    ... 20 Employees' Benefits 3 2010-04-01 2010-04-01 false Variances. 654.402 Section 654.402 Employees' Benefits EMPLOYMENT AND TRAINING ADMINISTRATION, DEPARTMENT OF LABOR SPECIAL RESPONSIBILITIES OF THE EMPLOYMENT SERVICE SYSTEM Housing for Agricultural Workers Purpose and Applicability § 654.402 Variances....

  5. 40 CFR 142.41 - Variance request.

    Code of Federal Regulations, 2012 CFR

    2012-07-01

    ... nature and duration of variance requested. (b) Relevant analytical results of water quality sampling of... relevant to ability to comply. (3) Analytical results of raw water quality relevant to the variance request... request made under § 142.40(b), a statement that the system will perform monitoring and other...

  6. 40 CFR 142.41 - Variance request.

    Code of Federal Regulations, 2013 CFR

    2013-07-01

    ... nature and duration of variance requested. (b) Relevant analytical results of water quality sampling of... relevant to ability to comply. (3) Analytical results of raw water quality relevant to the variance request... request made under § 142.40(b), a statement that the system will perform monitoring and other...

  7. 40 CFR 142.41 - Variance request.

    Code of Federal Regulations, 2014 CFR

    2014-07-01

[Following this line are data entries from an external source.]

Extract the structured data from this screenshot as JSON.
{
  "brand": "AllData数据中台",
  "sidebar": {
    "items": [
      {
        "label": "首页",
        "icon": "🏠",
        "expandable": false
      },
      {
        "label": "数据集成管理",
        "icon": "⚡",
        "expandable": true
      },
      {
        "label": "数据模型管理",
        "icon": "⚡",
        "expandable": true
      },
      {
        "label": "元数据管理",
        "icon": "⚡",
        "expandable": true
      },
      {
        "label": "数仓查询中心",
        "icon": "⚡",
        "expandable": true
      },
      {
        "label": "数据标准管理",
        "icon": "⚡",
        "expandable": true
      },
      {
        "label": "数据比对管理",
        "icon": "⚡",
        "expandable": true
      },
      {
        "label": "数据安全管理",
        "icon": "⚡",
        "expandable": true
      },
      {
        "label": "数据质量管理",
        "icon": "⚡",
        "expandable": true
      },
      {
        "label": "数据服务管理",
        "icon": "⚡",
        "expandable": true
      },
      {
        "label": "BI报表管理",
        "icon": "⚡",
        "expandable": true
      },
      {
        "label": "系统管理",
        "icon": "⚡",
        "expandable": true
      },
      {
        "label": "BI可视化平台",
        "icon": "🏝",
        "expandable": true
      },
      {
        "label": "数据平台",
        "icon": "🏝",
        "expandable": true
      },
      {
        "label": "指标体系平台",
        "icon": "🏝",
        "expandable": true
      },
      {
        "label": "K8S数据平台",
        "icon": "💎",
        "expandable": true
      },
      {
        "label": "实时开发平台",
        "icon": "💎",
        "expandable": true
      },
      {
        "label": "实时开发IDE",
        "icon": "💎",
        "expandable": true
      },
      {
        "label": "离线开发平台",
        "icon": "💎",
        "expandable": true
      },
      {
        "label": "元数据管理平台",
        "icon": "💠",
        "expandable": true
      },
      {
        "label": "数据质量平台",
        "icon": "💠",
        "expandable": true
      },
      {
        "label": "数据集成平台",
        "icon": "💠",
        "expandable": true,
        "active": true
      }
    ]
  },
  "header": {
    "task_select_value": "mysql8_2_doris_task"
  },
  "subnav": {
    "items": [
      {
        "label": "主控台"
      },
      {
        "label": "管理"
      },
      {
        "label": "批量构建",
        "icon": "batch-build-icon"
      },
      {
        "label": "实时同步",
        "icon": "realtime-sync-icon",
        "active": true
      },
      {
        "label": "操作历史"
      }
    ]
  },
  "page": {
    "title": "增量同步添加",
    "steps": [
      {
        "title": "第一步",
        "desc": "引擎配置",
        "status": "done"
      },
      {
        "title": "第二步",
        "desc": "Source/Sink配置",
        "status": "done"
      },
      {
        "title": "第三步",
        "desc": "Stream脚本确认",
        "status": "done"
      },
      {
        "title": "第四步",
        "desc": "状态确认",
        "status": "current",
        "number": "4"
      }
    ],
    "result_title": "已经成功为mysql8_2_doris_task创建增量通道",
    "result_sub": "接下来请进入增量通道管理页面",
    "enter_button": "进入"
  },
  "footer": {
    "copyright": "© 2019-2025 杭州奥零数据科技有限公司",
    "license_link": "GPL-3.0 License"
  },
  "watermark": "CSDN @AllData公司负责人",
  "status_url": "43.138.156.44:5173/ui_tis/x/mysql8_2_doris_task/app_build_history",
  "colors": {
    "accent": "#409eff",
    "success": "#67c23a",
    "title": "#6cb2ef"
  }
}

    ... nature and duration of variance requested. (b) Relevant analytical results of water quality sampling of... relevant to ability to comply. (3) Analytical results of raw water quality relevant to the variance request... request made under § 142.40(b), a statement that the system will perform monitoring and other...

  8. 21 CFR 1010.4 - Variances.

    Code of Federal Regulations, 2014 CFR

    2014-04-01

    ... 21 Food and Drugs 8 2014-04-01 2014-04-01 false Variances. 1010.4 Section 1010.4 Food and Drugs FOOD AND DRUG ADMINISTRATION, DEPARTMENT OF HEALTH AND HUMAN SERVICES (CONTINUED) RADIOLOGICAL HEALTH... and Radiological Health, Food and Drug Administration, may grant a variance from one or...

  9. 21 CFR 1010.4 - Variances.

    Code of Federal Regulations, 2012 CFR

    2012-04-01

    ... 21 Food and Drugs 8 2012-04-01 2012-04-01 false Variances. 1010.4 Section 1010.4 Food and Drugs FOOD AND DRUG ADMINISTRATION, DEPARTMENT OF HEALTH AND HUMAN SERVICES (CONTINUED) RADIOLOGICAL HEALTH... and Radiological Health, Food and Drug Administration, may grant a variance from one or...

  10. 21 CFR 1010.4 - Variances.

    Code of Federal Regulations, 2010 CFR

    2010-04-01

    ... 21 Food and Drugs 8 2010-04-01 2010-04-01 false Variances. 1010.4 Section 1010.4 Food and Drugs FOOD AND DRUG ADMINISTRATION, DEPARTMENT OF HEALTH AND HUMAN SERVICES (CONTINUED) RADIOLOGICAL HEALTH... and Radiological Health, Food and Drug Administration, may grant a variance from one or...